BALTIMORE (WJZ) — It’s designed to be faster than a first responder. A new smart phone app will connect heart attack victims with the closest person trained in CPR.
Alex DeMetrick reports.READ MORE: Maryland Weather: Bright And Breezy
CPR training was staged for the cameras in Howard County, which is looking for volunteers who are CPR certified.
It’s all part of a roll-out of a new smart phone app called Pulse Point, which will connect heart attack victims with the nearest trained CPR provider.
“When there’s a cardiac arrest emergency, they’ll be alerted if they’re within a quarter mile of the emergency. Once the user’s alerted, it gives not only the location of the emergency but also the location of where the nearest defibrillator is and even shows a picture of where the defibrillator is located on the actual property itself,” said Howard County Fire medical director Dr. Matthew Levy.
It’s set in motion when a cardiac case is called into Howard County’s 911, making trained bystanders faster than first responders.
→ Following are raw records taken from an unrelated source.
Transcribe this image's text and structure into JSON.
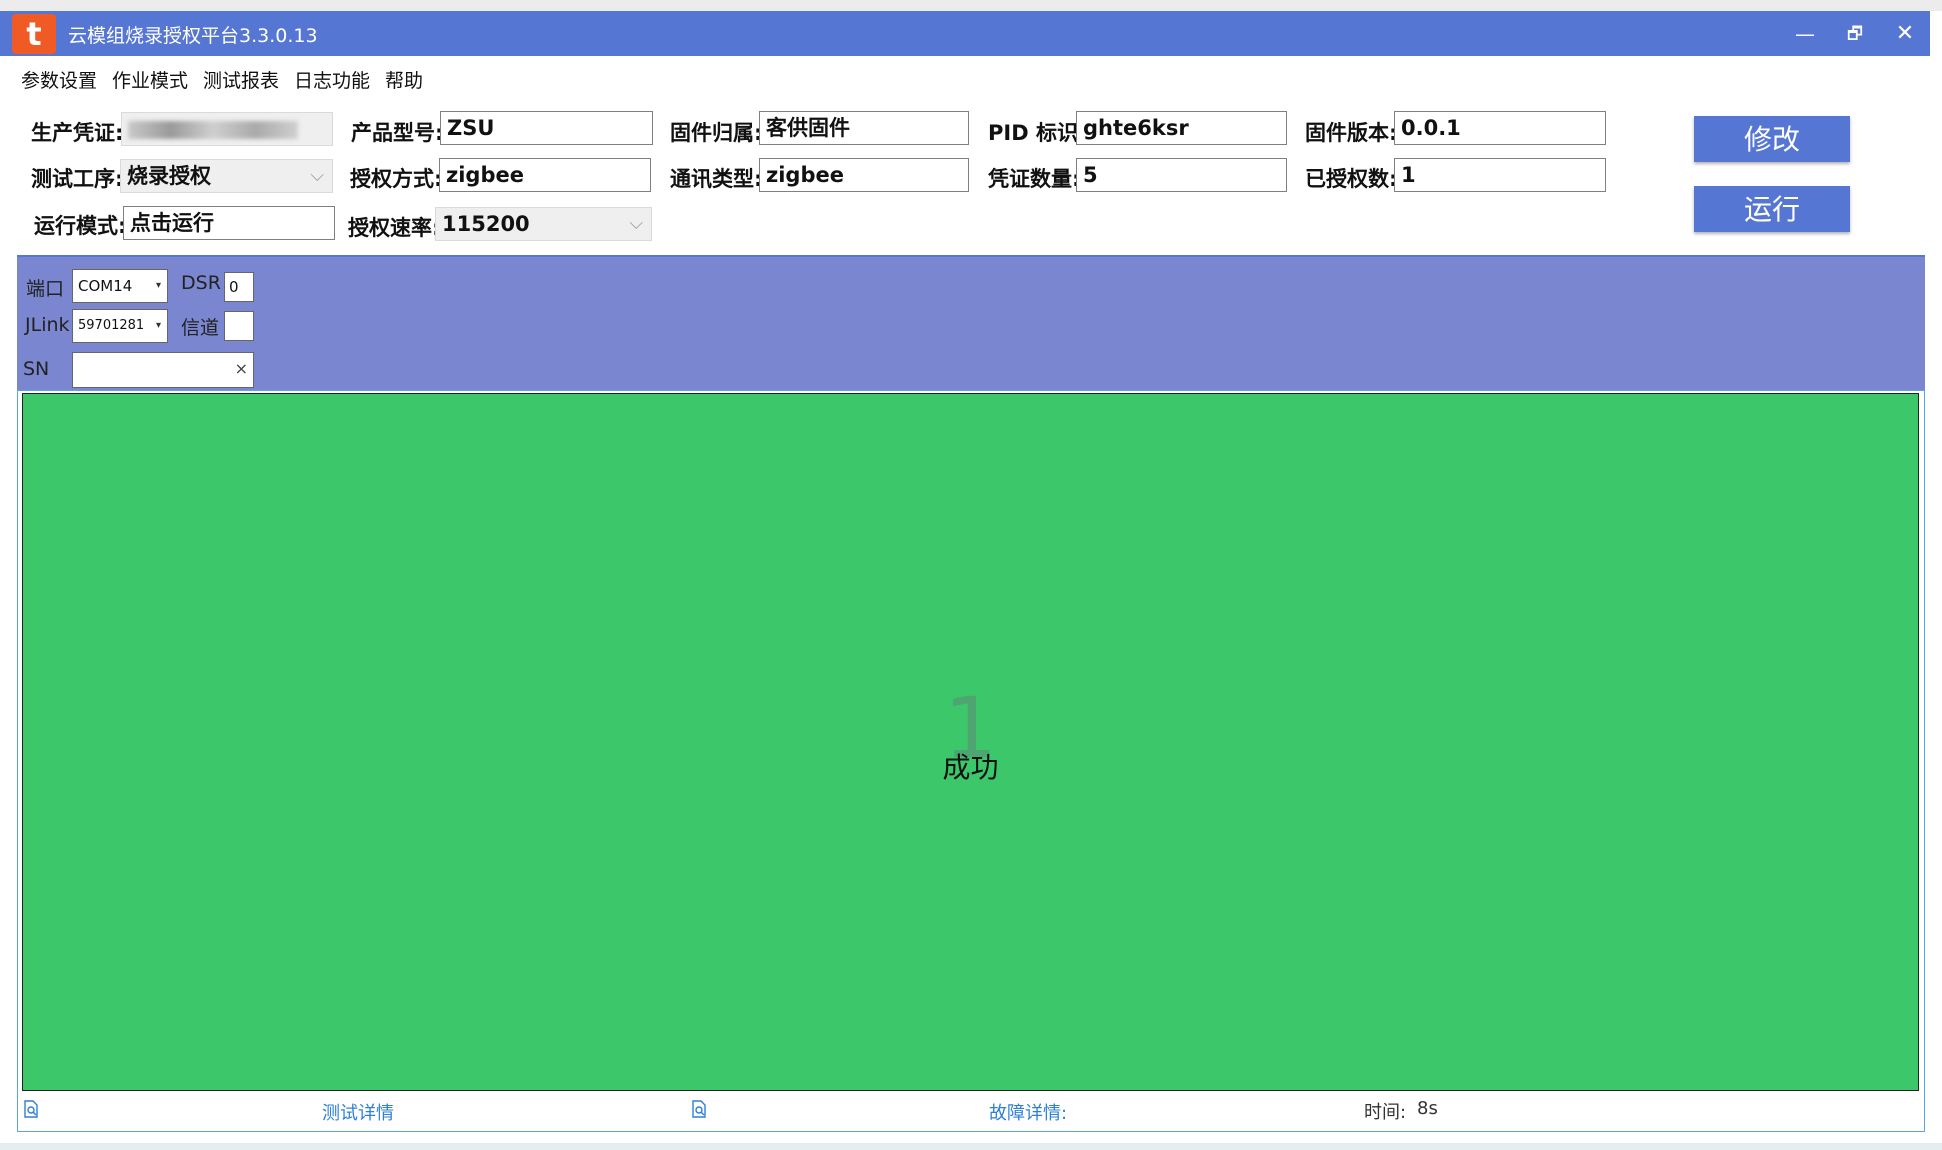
{
  "window": {
    "logo_letter": "t",
    "title": "云模组烧录授权平台3.3.0.13",
    "minimize_glyph": "—",
    "maximize_glyph": "🗗",
    "close_glyph": "✕"
  },
  "menu": [
    "参数设置",
    "作业模式",
    "测试报表",
    "日志功能",
    "帮助"
  ],
  "form": {
    "production_credential": {
      "label": "生产凭证:",
      "value": ""
    },
    "product_model": {
      "label": "产品型号:",
      "value": "ZSU"
    },
    "firmware_owner": {
      "label": "固件归属:",
      "value": "客供固件"
    },
    "pid": {
      "label": "PID 标识:",
      "value": "ghte6ksr"
    },
    "firmware_version": {
      "label": "固件版本:",
      "value": "0.0.1"
    },
    "test_process": {
      "label": "测试工序:",
      "value": "烧录授权"
    },
    "auth_method": {
      "label": "授权方式:",
      "value": "zigbee"
    },
    "comm_type": {
      "label": "通讯类型:",
      "value": "zigbee"
    },
    "credential_count": {
      "label": "凭证数量:",
      "value": "5"
    },
    "authorized_count": {
      "label": "已授权数:",
      "value": "1"
    },
    "run_mode": {
      "label": "运行模式:",
      "value": "点击运行"
    },
    "auth_rate": {
      "label": "授权速率:",
      "value": "115200"
    }
  },
  "buttons": {
    "modify": "修改",
    "run": "运行"
  },
  "config": {
    "port_label": "端口",
    "port_value": "COM14",
    "dsr_label": "DSR",
    "dsr_value": "0",
    "jlink_label": "JLink",
    "jlink_value": "59701281",
    "channel_label": "信道",
    "channel_value": "",
    "sn_label": "SN",
    "sn_value": "",
    "sn_clear": "×",
    "dropdown_glyph": "▾"
  },
  "result": {
    "count": "1",
    "status": "成功",
    "color": "#3cc76b"
  },
  "statusbar": {
    "test_details": "测试详情",
    "fault_details": "故障详情:",
    "time_label": "时间:",
    "time_value": "8s"
  },
  "colors": {
    "accent": "#5576d2",
    "config_panel": "#7a86cf",
    "success": "#3cc76b",
    "link": "#2e7fd6"
  }
}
“For every minute that goes by following a cardiac arrest, survival goes down upwards of 10%,” Levy said.READ MORE: Several First Responders Injured Following Intentional Fire, Explosion At Baltimore County Nail Spa
This app has had widespread use on the West Coast but Howard County is the first jurisdiction in Maryland to adopt it.
To work, trained volunteers need to sign up for the Pulse Point app. To drive the importance home, a heart attack survivor saved by a stranger before the app began spoke.
“And if not for a bystander who did CPR on me until the paramedics arrived, I would not be here today,” said cardiac arrest survivor Mike Greenhill.
And someone who helped save a woman’s life spoke, as well.
“And I can tell you what a great feeling it was. I’m happy for her; I’m happy for myself that I didn’t just walk away,” said CPR provider Marc Crumback.
The new app could bring others rushing in to help.MORE NEWS: Jewish Community Center Reacts To Bomb Threat, Anti-Semitic Email
Howard County and Jersey City, New Jersey, are the first jurisdictions on the East Coast to adopt the Pulse Point app.